As I explained to Gavin Cooney, CEO of Learnosity, after BETT 2008 I was fairly convinced that their offering, a method of recording students for language learning, was in the ‘conspiring’ camp. I couldn’t see how they were adding value. Now that I’ve actually seen what they do, I’m more convinced to place them in the other camp. It can be subtle, as it’s often one of emphasis, but anything that allows learners of a compulsory foreign language to enjoy what they’re doing, pseudocontext to be avoided through real-world learning, and teachers to have access to intuitive technology, is OK by me. 🙂
Remember the hype just before and during the launch of Google Wave on 30 September 2009? It was going to be revolutionary, change the way we work forever, and oh! to have an invite…
And then reality hit home. What can you actually do with it?
It was all a bit… meh. 🙁
Google certainly does love the ‘release early, release often’ mantra. That means, of course, that its offerings tend to get better as time goes on. And this is certainly true of Google Wave.
As you can see from the screenshot above, when you go to create a new wave you are given 6 templates from which to choose. Below is the ‘Task tracking’ option:
When you throw the extensions into the mix, you’ve got a very powerful collaborative tool. The iFrame gadget, in particular, is an extremely valuable option. I can imagine, for example, distributed teams using Google Wave for meetings. They’d use the meeting or brainstorm template, add the ‘Yes/No/Maybe’ gadget and the ‘Map’ gadget to organise a face-to-face meetup. There’s also several gadgets to turn Google Wave into the liveblogging app to end all liveblogging apps:

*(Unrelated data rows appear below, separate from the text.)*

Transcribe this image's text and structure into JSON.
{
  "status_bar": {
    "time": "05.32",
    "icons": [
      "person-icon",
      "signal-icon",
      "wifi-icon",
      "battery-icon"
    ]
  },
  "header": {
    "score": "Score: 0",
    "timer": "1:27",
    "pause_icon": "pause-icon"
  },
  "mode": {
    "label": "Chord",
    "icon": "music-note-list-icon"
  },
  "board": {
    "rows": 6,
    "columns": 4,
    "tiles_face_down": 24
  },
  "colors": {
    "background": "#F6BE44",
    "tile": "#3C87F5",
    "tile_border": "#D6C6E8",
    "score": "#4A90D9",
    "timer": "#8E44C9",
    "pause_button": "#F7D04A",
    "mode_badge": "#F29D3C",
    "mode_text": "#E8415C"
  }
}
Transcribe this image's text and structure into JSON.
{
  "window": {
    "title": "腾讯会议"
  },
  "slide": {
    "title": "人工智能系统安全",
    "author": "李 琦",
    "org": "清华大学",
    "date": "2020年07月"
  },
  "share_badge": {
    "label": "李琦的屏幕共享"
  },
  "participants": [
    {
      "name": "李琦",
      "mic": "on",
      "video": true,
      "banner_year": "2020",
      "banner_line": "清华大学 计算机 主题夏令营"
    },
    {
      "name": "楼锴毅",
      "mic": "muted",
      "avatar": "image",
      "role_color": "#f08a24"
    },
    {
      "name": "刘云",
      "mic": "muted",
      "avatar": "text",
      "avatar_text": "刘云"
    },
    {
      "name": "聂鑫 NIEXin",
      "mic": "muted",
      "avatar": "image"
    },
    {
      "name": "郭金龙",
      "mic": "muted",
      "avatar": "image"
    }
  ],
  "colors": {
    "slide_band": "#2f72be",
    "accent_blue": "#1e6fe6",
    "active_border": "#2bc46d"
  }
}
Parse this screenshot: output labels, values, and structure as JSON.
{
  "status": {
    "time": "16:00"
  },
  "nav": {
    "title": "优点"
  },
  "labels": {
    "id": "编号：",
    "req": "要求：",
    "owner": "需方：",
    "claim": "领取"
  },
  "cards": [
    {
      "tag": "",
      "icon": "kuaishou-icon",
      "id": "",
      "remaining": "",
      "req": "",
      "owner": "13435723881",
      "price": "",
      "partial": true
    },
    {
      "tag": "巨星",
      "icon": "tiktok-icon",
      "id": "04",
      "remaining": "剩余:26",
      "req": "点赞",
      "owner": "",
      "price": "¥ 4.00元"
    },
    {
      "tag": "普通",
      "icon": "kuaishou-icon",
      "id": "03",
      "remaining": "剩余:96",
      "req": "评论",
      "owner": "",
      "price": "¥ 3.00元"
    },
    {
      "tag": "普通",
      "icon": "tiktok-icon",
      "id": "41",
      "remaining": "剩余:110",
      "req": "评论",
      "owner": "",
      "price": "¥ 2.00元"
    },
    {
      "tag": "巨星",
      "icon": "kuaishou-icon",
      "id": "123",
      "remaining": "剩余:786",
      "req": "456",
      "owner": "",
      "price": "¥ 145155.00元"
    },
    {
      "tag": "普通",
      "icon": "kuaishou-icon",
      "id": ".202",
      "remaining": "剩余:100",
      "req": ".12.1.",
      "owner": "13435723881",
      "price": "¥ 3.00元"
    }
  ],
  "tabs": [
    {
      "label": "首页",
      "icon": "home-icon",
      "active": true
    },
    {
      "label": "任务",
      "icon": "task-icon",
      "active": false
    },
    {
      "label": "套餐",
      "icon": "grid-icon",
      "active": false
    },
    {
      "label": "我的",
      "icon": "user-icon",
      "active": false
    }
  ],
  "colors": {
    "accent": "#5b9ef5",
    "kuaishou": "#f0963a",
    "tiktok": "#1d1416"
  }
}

I’m going to be recommending Google Wave for meetings, project management and more over the next few weeks/months – both at work and for ‘extra-curricular’ activities. I’ll also be purchasing The Complete Guide to Google Wave by Gina Trapani’s, of Lifehacker fame. The book’s also freely available to read online – probably for a limited period only. 😀
Are YOU using Google Wave? What for?